● **Problem statement**: What you produce should match the records exactly, line for line.

● **Source material**:
***
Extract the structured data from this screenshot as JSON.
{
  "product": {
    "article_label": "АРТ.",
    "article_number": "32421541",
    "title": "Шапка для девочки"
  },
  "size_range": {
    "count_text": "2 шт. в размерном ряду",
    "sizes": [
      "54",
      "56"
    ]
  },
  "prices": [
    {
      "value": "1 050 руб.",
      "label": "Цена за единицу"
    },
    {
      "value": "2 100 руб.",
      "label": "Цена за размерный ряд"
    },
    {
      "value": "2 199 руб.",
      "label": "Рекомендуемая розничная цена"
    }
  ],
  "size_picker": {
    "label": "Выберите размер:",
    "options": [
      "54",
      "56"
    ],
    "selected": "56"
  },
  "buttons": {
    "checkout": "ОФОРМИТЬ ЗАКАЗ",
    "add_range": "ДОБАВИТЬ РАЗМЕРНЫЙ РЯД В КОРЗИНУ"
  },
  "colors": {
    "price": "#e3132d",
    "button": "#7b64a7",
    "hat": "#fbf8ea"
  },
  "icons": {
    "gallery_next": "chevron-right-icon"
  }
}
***
● **Your response**:
Extract the structured data from this screenshot as JSON.
{
  "product": {
    "article_label": "АРТ.",
    "article_number": "32421541",
    "title": "Шапка для девочки"
  },
  "size_range": {
    "count_text": "2 шт. в размерном ряду",
    "sizes": [
      "54",
      "56"
    ]
  },
  "prices": [
    {
      "value": "1 050 руб.",
      "label": "Цена за единицу"
    },
    {
      "value": "2 100 руб.",
      "label": "Цена за размерный ряд"
    },
    {
      "value": "2 199 руб.",
      "label": "Рекомендуемая розничная цена"
    }
  ],
  "size_picker": {
    "label": "Выберите размер:",
    "options": [
      "54",
      "56"
    ],
    "selected": "56"
  },
  "buttons": {
    "checkout": "ОФОРМИТЬ ЗАКАЗ",
    "add_range": "ДОБАВИТЬ РАЗМЕРНЫЙ РЯД В КОРЗИНУ"
  },
  "colors": {
    "price": "#e3132d",
    "button": "#7b64a7",
    "hat": "#fbf8ea"
  },
  "icons": {
    "gallery_next": "chevron-right-icon"
  }
}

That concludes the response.